— What you need to do —
Copy each line of the records below that has "html" in it.

— Records provided —

• • • • •

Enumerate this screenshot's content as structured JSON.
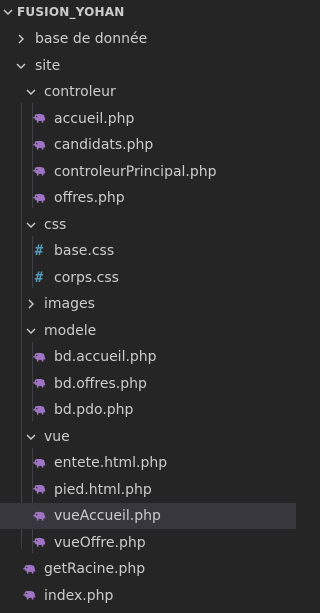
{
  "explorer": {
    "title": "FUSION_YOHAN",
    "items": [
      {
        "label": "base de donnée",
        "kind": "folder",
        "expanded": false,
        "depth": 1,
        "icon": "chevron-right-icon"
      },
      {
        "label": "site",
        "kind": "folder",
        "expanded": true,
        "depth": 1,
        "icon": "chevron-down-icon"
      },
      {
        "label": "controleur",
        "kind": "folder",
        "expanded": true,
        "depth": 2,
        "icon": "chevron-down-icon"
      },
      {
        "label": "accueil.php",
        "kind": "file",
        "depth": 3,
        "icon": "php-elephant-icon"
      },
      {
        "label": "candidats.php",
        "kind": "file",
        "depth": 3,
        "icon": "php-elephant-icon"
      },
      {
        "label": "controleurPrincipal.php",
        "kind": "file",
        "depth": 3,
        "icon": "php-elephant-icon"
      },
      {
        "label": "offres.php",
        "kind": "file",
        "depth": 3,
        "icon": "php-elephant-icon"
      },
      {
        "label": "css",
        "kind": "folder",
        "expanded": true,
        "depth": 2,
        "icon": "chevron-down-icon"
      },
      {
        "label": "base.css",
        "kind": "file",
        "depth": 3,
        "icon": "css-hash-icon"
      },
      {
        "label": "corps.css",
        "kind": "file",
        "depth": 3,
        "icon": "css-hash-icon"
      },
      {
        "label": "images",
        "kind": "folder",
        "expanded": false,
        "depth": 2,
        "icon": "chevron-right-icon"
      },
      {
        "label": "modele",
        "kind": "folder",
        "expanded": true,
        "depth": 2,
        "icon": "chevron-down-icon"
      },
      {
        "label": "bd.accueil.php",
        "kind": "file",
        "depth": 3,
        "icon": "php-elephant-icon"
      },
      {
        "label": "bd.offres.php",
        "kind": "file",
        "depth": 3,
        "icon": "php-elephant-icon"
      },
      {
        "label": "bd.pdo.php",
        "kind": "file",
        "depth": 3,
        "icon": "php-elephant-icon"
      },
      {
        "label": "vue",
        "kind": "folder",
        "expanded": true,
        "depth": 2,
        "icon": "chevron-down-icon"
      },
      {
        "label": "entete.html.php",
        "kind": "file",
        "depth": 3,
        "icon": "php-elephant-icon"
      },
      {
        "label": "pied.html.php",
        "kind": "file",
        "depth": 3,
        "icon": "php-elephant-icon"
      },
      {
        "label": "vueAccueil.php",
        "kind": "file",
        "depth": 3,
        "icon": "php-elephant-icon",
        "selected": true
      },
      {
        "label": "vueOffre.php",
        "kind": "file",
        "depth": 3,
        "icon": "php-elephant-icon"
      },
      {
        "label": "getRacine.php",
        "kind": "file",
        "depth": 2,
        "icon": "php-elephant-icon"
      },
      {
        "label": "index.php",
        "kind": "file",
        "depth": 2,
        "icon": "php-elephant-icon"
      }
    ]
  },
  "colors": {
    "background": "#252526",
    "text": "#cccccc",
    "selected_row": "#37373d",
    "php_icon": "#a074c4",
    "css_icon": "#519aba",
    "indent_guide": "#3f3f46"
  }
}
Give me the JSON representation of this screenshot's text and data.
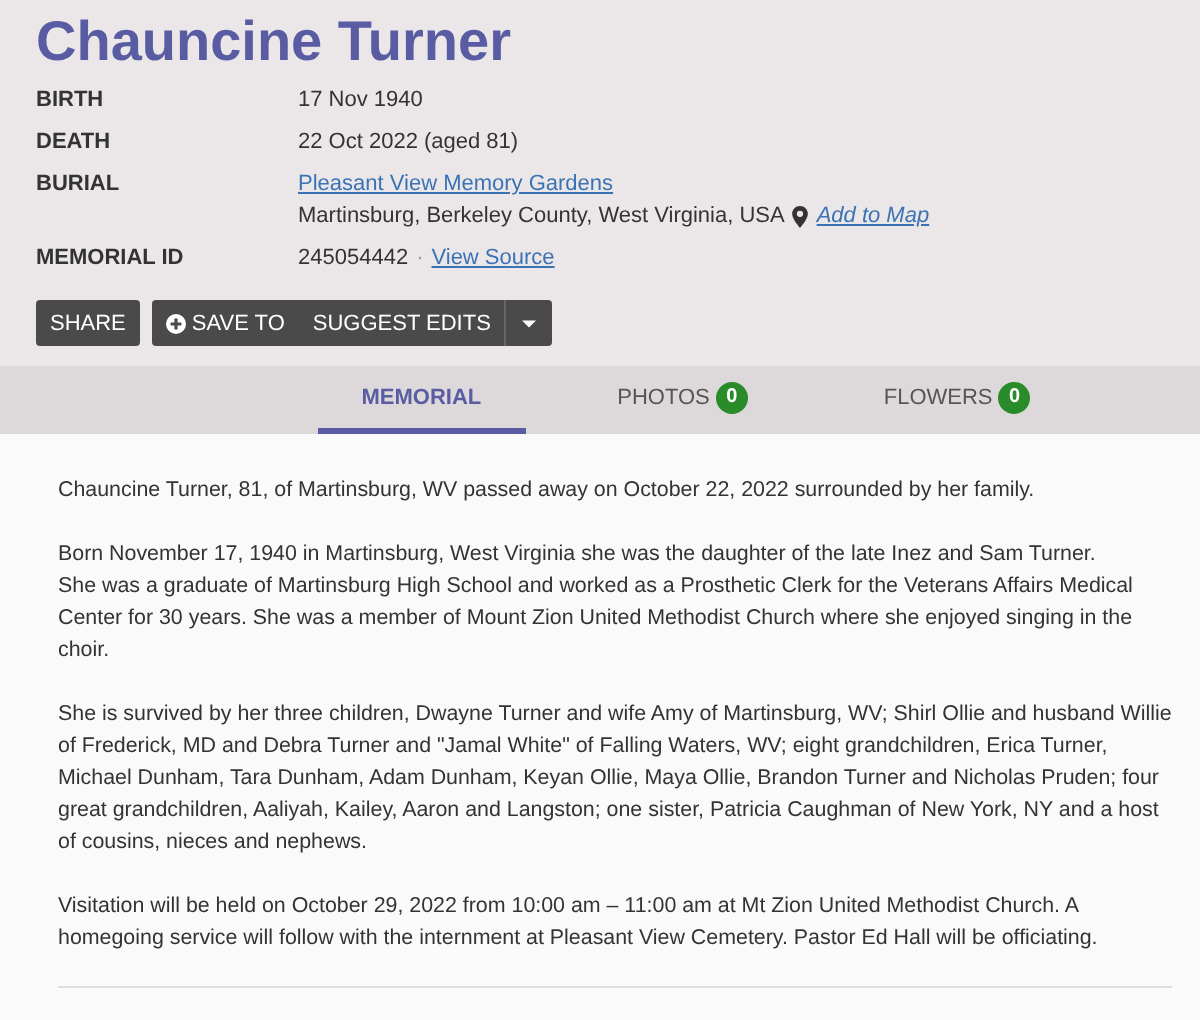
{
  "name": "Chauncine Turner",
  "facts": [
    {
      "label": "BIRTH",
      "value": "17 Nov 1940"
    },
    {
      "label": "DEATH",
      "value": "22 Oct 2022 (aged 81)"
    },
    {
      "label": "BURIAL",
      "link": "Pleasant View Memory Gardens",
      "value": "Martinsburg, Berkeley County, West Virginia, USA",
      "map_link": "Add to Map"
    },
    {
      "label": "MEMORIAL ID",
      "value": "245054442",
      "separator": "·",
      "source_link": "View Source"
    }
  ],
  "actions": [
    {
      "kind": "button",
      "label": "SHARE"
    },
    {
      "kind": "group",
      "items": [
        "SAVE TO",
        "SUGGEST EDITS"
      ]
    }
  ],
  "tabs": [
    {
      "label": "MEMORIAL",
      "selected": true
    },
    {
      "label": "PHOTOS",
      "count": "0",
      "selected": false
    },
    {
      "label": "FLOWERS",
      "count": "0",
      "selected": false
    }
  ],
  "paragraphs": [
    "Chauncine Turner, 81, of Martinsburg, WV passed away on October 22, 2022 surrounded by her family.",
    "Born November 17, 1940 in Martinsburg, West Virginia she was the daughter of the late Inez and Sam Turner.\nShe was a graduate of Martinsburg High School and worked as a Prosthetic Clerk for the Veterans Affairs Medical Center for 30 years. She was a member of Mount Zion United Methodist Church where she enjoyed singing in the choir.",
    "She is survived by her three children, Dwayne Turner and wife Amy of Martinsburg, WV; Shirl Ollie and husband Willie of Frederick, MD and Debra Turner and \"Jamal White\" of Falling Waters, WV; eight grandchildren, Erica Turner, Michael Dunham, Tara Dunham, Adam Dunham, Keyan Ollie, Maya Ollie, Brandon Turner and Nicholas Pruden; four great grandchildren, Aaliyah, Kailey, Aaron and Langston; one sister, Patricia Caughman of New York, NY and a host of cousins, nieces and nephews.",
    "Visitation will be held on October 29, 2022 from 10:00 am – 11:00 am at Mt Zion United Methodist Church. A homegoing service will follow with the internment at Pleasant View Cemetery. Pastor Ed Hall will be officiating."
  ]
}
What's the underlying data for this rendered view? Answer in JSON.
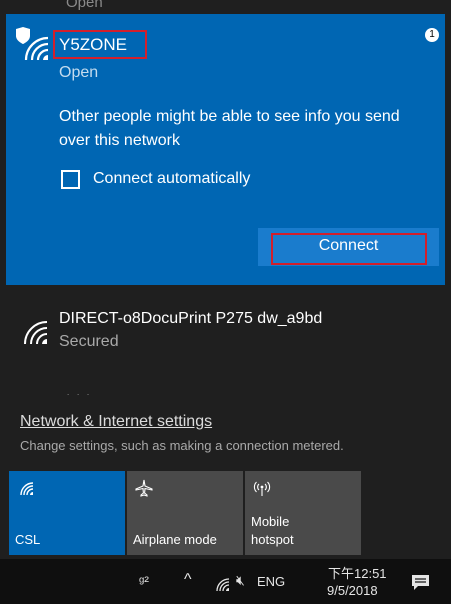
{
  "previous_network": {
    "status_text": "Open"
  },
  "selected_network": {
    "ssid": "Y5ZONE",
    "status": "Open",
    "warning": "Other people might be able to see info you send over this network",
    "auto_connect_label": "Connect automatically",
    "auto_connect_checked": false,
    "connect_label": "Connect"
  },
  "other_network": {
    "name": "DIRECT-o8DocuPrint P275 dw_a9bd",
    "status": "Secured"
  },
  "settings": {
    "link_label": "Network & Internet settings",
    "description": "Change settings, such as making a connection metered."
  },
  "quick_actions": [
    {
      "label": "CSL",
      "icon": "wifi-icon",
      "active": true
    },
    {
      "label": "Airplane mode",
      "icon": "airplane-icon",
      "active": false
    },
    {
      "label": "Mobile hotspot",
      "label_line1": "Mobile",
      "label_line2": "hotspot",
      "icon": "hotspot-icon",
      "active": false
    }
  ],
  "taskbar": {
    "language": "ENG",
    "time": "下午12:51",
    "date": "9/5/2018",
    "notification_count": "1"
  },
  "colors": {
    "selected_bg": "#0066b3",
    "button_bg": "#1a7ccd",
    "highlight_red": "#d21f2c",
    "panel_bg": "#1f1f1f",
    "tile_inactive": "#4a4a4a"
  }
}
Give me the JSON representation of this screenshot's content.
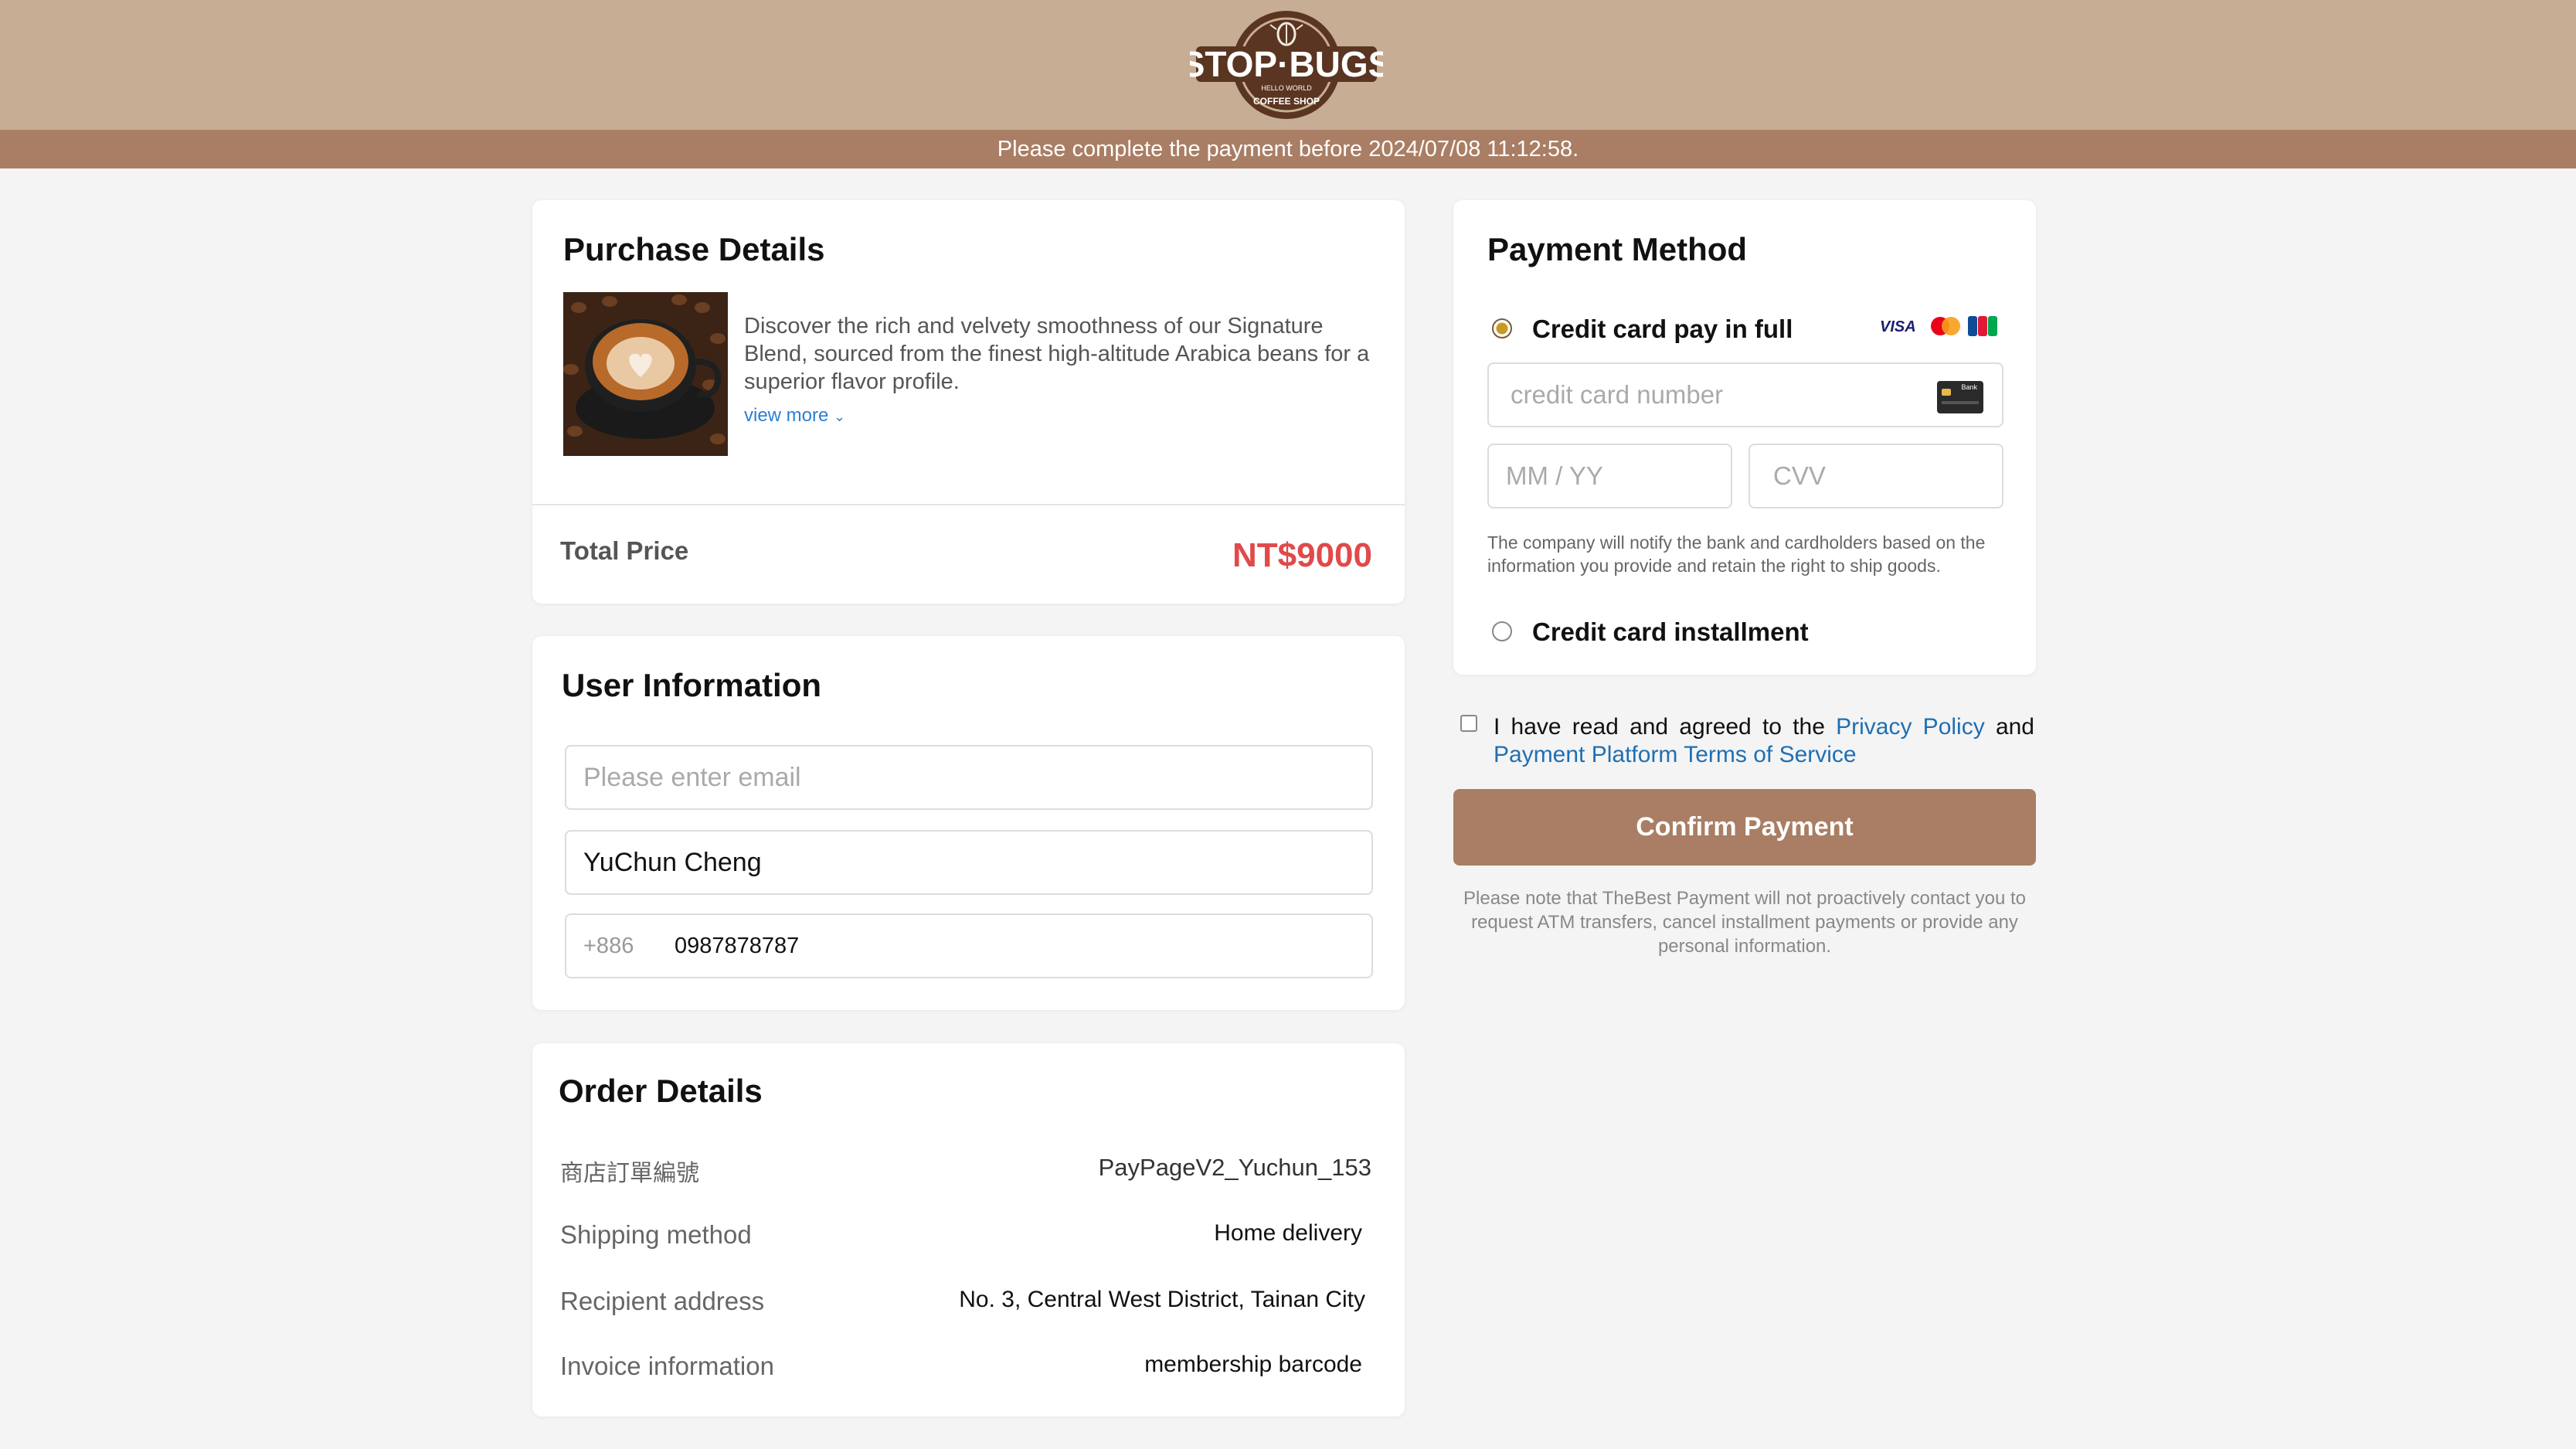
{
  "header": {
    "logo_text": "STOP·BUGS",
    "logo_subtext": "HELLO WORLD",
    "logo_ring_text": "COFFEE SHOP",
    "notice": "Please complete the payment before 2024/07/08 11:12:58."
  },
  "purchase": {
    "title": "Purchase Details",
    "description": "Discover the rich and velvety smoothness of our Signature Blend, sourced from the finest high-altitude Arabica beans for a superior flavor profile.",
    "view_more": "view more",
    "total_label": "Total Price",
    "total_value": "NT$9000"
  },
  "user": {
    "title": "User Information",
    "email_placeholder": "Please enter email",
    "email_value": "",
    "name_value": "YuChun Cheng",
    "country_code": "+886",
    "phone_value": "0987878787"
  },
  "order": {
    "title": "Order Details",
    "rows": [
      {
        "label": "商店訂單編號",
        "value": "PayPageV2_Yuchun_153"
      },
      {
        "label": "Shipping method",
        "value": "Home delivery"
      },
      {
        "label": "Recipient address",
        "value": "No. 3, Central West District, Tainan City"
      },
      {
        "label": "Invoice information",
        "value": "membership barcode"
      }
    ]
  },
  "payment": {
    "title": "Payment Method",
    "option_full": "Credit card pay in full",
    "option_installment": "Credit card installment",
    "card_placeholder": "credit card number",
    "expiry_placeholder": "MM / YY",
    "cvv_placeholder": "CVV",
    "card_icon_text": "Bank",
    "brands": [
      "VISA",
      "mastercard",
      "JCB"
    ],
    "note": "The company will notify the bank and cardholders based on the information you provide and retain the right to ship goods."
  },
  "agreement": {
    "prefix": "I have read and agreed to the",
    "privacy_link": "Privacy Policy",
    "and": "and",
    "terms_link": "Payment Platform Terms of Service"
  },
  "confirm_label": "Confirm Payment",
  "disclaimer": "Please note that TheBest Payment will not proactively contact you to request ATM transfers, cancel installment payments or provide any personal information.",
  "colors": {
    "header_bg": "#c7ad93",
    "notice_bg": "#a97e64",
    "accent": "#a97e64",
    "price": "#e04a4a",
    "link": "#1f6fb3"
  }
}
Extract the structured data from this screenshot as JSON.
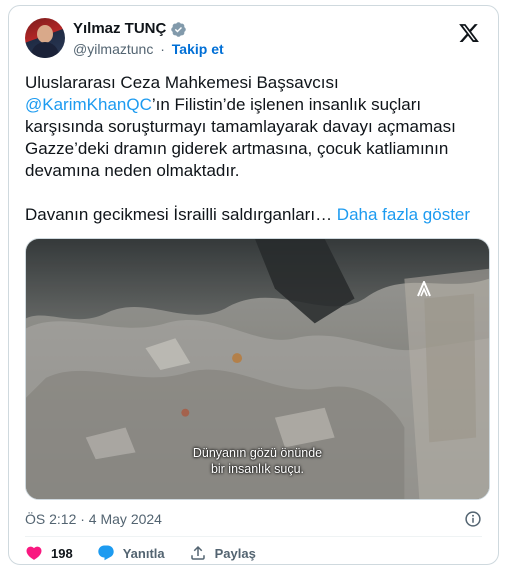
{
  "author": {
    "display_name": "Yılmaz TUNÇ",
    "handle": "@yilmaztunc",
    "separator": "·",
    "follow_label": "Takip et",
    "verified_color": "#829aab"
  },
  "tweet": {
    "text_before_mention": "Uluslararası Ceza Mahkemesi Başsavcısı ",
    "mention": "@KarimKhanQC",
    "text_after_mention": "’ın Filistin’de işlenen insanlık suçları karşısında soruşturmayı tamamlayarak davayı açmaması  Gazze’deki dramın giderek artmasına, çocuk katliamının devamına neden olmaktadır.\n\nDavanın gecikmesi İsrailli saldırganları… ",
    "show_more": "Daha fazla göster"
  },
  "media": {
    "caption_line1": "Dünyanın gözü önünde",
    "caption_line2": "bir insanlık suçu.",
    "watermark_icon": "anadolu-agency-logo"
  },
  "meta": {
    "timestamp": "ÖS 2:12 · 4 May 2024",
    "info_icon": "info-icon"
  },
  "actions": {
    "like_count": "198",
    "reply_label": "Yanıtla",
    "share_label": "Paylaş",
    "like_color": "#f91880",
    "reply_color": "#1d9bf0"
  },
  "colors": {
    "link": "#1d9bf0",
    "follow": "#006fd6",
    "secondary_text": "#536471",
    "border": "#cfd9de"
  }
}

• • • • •

— Answer box —
        "label": "entete.html.php",
        "label": "pied.html.php",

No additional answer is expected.